Why does CLRS refer to the disk parts as pages rather than blocks?

I recently decided to review the B-tree chapter (chapter 18, p 486 in 3ed) in Introduction Algorithms, and found that they call pages what I always referred to as blocks or clusters:

In order to amortize the time spent waiting for mechanical movements, disks access not just one item but several at a time. Information is divided into a number of equal-sized pages of bits that appear consecutively within tracks, and each disk read or write is of one or more entire pages. For a typical disk, a page might be $$2^{11}$$ to $$2^{14}$$ bytes in length. Once the read/write head is positioned correctly and the disk has rotated to the beginning of the desired page, reading or writing a magnetic disk is entirely electronic (aside from the rotation of the disk), and the disk can quickly read or write large amounts of data.

I always thought that pages are related to the virtual memory, although including swapping with the disk access. When the talk goes into the discussion of the filesystems in general, then I thought the information is divided into blocks rather than pages. Is he talking about virtual memory here? If I restate the whole paragraph in terms of blocks, would it be still correct, except for the provided sizes of the blocks?

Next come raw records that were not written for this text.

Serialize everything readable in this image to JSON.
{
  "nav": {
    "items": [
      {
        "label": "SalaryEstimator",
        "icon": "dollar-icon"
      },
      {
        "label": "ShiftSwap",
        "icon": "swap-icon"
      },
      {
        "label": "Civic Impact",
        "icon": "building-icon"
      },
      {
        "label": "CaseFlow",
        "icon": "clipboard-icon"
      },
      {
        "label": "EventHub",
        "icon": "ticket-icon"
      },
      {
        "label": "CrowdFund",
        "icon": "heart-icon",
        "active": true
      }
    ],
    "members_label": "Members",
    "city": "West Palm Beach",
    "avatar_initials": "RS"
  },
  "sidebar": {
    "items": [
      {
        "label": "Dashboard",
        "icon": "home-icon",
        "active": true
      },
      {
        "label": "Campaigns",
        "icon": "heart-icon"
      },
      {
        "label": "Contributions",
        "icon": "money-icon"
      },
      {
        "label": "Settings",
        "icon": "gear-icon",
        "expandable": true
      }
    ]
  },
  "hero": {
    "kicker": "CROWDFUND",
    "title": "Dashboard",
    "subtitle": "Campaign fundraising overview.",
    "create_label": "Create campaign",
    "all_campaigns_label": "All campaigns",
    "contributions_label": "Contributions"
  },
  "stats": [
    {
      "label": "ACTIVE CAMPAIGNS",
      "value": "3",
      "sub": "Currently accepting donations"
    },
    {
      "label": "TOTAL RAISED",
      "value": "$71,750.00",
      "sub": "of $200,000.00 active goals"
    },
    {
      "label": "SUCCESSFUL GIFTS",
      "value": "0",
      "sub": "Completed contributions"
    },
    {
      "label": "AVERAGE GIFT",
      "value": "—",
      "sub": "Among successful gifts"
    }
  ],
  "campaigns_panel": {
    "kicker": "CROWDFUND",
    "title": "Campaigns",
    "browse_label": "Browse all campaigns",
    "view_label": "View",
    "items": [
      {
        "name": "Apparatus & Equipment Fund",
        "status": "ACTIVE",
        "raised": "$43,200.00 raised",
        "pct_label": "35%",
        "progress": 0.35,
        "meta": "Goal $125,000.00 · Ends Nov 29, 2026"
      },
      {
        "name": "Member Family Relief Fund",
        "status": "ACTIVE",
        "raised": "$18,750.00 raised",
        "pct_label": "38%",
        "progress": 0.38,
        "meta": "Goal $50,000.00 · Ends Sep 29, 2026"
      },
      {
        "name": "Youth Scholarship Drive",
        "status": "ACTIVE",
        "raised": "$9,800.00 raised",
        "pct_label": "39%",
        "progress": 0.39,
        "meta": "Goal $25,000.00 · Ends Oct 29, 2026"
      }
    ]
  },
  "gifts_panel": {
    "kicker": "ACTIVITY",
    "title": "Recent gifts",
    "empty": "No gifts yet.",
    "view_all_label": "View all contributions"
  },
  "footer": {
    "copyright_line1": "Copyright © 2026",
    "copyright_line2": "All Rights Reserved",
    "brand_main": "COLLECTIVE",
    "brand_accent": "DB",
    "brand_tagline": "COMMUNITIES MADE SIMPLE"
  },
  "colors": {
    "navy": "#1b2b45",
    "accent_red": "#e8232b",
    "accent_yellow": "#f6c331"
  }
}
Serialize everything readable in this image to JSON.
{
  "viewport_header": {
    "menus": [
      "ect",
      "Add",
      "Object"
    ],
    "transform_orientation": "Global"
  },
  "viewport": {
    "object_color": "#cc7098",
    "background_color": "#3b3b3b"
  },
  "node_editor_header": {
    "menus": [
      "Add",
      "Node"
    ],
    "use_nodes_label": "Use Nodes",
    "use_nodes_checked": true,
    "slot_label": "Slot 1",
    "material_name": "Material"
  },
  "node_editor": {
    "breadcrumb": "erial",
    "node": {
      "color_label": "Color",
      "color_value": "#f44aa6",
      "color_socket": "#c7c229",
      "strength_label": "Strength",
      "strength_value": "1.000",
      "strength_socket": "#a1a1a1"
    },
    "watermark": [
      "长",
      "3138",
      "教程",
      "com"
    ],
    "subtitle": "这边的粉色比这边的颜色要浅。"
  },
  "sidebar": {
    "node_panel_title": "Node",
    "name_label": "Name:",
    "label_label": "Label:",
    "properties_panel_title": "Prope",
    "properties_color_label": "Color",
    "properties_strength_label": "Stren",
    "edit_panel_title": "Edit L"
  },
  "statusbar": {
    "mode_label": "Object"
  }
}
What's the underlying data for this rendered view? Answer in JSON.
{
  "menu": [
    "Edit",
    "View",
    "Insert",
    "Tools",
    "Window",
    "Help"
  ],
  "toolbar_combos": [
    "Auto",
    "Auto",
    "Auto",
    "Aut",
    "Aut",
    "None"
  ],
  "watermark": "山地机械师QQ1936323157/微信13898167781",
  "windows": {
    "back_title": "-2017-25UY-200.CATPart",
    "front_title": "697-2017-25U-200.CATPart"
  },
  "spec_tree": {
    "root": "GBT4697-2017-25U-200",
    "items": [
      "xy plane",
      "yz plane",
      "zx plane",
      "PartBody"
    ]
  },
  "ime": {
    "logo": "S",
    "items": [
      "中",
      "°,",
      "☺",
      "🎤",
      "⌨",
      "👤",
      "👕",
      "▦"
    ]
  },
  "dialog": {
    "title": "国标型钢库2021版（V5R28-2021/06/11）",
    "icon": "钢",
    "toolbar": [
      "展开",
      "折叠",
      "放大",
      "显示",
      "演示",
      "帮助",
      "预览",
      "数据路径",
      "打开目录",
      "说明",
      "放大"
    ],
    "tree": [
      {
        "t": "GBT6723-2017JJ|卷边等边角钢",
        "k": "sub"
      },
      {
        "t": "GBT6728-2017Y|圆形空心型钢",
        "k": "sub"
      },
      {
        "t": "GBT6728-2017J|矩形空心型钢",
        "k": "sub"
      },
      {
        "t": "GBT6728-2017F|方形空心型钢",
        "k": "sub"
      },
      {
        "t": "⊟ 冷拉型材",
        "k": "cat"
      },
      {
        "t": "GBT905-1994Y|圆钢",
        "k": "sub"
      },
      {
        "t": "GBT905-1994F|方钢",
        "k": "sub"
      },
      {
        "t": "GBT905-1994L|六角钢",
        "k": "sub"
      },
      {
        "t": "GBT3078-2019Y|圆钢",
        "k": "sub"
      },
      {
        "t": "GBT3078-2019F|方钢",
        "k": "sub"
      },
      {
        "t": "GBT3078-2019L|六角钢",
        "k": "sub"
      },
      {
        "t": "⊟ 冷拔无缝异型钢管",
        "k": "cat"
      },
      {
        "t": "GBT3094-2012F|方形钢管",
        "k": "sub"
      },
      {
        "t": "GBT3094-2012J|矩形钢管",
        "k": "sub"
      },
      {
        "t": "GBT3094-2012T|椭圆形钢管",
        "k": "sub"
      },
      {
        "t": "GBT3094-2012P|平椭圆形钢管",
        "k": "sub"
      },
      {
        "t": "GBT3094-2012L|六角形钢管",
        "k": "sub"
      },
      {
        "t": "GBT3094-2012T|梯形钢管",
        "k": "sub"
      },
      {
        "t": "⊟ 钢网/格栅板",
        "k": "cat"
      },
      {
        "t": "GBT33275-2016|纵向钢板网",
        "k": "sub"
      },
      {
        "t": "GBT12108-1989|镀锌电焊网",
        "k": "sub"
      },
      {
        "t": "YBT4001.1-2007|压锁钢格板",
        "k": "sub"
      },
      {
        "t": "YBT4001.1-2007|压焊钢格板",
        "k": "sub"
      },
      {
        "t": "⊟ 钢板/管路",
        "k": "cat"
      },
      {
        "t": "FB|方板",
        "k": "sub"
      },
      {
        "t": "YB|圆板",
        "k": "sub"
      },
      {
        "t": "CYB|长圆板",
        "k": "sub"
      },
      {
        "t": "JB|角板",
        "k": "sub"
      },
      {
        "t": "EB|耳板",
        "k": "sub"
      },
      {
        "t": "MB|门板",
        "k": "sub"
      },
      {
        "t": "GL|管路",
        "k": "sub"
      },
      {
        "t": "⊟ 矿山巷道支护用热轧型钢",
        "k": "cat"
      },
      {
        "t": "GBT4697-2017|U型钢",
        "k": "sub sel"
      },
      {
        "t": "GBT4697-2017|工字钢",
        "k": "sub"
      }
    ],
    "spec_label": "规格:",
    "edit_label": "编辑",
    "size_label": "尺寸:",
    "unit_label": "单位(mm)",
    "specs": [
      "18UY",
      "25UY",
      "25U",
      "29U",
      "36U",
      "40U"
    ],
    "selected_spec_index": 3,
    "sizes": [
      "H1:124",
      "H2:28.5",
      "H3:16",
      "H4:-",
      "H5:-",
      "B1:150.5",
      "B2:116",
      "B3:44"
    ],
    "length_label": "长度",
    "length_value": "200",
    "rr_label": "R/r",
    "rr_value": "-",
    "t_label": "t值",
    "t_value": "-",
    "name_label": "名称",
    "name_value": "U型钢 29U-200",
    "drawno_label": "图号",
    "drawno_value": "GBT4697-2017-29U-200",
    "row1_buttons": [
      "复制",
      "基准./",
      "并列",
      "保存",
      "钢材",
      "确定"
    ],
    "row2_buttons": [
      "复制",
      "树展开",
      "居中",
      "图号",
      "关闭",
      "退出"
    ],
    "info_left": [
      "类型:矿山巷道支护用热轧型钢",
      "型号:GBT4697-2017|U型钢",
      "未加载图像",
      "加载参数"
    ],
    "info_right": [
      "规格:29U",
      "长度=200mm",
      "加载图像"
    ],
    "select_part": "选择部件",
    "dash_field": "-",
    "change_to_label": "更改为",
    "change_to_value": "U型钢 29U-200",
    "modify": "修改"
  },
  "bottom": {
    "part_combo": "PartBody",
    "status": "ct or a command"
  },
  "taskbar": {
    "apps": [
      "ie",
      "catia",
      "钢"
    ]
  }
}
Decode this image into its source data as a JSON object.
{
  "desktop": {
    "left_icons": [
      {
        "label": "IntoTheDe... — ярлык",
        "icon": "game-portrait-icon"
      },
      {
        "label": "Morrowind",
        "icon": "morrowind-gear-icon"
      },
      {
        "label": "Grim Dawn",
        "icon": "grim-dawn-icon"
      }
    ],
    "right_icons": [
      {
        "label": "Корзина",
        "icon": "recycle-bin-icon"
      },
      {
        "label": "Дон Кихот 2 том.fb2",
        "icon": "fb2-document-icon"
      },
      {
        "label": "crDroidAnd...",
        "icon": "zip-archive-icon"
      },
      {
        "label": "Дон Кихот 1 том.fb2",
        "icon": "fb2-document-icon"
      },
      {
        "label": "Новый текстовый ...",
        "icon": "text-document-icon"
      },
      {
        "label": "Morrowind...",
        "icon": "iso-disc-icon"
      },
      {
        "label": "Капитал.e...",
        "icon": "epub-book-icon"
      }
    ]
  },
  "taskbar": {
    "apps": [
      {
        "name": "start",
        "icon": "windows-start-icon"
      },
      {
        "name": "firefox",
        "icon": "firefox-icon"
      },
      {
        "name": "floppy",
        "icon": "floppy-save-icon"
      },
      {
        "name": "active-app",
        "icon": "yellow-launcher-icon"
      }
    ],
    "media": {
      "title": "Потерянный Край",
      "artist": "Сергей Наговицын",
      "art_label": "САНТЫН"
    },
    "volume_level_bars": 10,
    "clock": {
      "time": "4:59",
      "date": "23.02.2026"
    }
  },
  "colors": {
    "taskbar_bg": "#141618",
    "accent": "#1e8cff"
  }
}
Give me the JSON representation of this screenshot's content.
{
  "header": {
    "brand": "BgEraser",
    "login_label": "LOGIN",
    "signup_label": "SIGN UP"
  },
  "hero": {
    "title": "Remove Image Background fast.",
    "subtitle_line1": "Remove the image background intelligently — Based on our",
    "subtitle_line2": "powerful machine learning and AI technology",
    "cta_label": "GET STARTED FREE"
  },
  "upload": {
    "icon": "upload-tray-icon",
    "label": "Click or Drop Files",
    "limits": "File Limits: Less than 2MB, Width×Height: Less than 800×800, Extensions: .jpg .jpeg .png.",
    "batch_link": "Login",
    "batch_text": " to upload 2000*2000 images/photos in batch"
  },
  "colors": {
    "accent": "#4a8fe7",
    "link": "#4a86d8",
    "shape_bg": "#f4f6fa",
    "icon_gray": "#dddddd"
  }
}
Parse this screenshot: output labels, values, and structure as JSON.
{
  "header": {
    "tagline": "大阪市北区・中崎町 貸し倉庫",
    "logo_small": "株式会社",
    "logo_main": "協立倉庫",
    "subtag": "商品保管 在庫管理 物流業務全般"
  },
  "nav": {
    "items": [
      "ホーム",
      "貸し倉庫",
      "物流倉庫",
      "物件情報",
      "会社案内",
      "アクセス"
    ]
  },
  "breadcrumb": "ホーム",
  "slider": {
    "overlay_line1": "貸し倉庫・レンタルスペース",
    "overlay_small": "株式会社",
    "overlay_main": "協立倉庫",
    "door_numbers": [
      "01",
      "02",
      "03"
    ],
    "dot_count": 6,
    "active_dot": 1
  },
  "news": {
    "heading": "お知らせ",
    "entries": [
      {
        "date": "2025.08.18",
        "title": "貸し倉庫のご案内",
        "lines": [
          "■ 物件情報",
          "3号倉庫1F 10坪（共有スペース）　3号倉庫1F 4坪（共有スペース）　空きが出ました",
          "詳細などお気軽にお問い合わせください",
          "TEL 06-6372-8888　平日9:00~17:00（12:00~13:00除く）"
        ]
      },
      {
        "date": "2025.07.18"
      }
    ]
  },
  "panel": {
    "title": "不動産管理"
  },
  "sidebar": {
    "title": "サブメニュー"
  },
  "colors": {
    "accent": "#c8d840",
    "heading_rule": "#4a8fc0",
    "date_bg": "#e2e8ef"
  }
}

• The book has four different authors. May 28 at 22:21
• I don't think that such distinctions are of interested to the authors of Introduction to Algorithms, who are theoreticians. May 28 at 22:23
• It is common in database-related terminology to call page a contiguous set of disk blocks that is treated as the unit of transfer between main memory and permanent memory (e.g. disk). So the estimates of the access costs of persistent data structures, like trees or relations are usually in number of pages read and written. May 29 at 12:54
• @Renzo, interesting, just opened Garcia-Molina et al Database Systems and saw that they use disk blocks and pages interchangeably. Makes sense, thank you! May 29 at 16:43

I think you're right to be confused by this.

If their "pages" are sectors (= disk blocks), then they're right to say that pages "appear consecutively within tracks, and each disk read or write is of one or more entire pages", but their size range for pages makes no sense. The overwhelmingly most common sector size in 2009, when this textbook was published, was $$2^9$$ bytes. Also, I've never heard the term "page" used for a disk sector before.

If their pages are VM pages, then the size range makes more sense. But then they're wrong to suggest that the page size is a property of the disk, and it's not true that a swapped-out VM page will generally appear consecutively in a track. Also, disk reads and writes are only in units of VM pages if they come from the paging subsystem, and you shouldn't expect B-tree nodes to be paged in general (though they can be).

If their pages are clusters (filesystem allocation units), then the size range may be reasonable, but the rest is wrong. Clusters aren't generally read or written as a whole, they are just allocated as a whole. Also, I can't think of any reason to match the B-tree node size to the cluster size unless it's a filesystem B-tree (probably a directory index) and equating them simplifies the design or implementation of the file system.